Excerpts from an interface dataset
-=-=-
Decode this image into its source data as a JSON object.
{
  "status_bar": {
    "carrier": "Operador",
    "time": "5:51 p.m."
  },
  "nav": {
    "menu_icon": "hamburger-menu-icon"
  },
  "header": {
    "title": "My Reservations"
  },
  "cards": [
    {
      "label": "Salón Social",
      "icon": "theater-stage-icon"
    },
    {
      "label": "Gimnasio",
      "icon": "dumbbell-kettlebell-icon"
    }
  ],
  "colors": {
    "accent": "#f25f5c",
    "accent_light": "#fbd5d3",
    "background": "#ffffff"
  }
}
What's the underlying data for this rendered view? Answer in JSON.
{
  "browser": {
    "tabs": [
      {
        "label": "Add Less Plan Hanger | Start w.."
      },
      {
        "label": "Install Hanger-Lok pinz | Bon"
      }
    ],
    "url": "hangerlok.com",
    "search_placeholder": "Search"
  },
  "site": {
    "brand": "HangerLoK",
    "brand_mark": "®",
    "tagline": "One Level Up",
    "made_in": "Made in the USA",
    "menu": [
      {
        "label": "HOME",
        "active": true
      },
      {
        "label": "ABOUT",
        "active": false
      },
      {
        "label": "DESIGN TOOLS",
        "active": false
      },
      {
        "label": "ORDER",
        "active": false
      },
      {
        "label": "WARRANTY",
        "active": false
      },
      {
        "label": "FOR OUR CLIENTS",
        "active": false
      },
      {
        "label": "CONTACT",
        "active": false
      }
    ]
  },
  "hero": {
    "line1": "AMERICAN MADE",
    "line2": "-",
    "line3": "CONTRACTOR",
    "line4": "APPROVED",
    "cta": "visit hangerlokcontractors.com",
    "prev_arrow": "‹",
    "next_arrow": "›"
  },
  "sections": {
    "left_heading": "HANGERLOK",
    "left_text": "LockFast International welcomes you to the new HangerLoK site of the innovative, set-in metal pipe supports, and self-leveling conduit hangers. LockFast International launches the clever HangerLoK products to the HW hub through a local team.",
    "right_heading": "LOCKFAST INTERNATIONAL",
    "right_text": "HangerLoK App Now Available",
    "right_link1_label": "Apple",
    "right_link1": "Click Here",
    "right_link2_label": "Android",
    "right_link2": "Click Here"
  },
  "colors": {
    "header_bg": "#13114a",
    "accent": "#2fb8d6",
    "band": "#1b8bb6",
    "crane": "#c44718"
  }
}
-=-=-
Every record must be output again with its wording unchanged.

Decode this image into its source data as a JSON object.
{
  "status_bar": {
    "carrier": "Operador",
    "time": "5:51 p.m."
  },
  "nav": {
    "menu_icon": "hamburger-menu-icon"
  },
  "header": {
    "title": "My Reservations"
  },
  "cards": [
    {
      "label": "Salón Social",
      "icon": "theater-stage-icon"
    },
    {
      "label": "Gimnasio",
      "icon": "dumbbell-kettlebell-icon"
    }
  ],
  "colors": {
    "accent": "#f25f5c",
    "accent_light": "#fbd5d3",
    "background": "#ffffff"
  }
}
What's the underlying data for this rendered view? Answer in JSON.
{
  "browser": {
    "tabs": [
      {
        "label": "Add Less Plan Hanger | Start w.."
      },
      {
        "label": "Install Hanger-Lok pinz | Bon"
      }
    ],
    "url": "hangerlok.com",
    "search_placeholder": "Search"
  },
  "site": {
    "brand": "HangerLoK",
    "brand_mark": "®",
    "tagline": "One Level Up",
    "made_in": "Made in the USA",
    "menu": [
      {
        "label": "HOME",
        "active": true
      },
      {
        "label": "ABOUT",
        "active": false
      },
      {
        "label": "DESIGN TOOLS",
        "active": false
      },
      {
        "label": "ORDER",
        "active": false
      },
      {
        "label": "WARRANTY",
        "active": false
      },
      {
        "label": "FOR OUR CLIENTS",
        "active": false
      },
      {
        "label": "CONTACT",
        "active": false
      }
    ]
  },
  "hero": {
    "line1": "AMERICAN MADE",
    "line2": "-",
    "line3": "CONTRACTOR",
    "line4": "APPROVED",
    "cta": "visit hangerlokcontractors.com",
    "prev_arrow": "‹",
    "next_arrow": "›"
  },
  "sections": {
    "left_heading": "HANGERLOK",
    "left_text": "LockFast International welcomes you to the new HangerLoK site of the innovative, set-in metal pipe supports, and self-leveling conduit hangers. LockFast International launches the clever HangerLoK products to the HW hub through a local team.",
    "right_heading": "LOCKFAST INTERNATIONAL",
    "right_text": "HangerLoK App Now Available",
    "right_link1_label": "Apple",
    "right_link1": "Click Here",
    "right_link2_label": "Android",
    "right_link2": "Click Here"
  },
  "colors": {
    "header_bg": "#13114a",
    "accent": "#2fb8d6",
    "band": "#1b8bb6",
    "crane": "#c44718"
  }
}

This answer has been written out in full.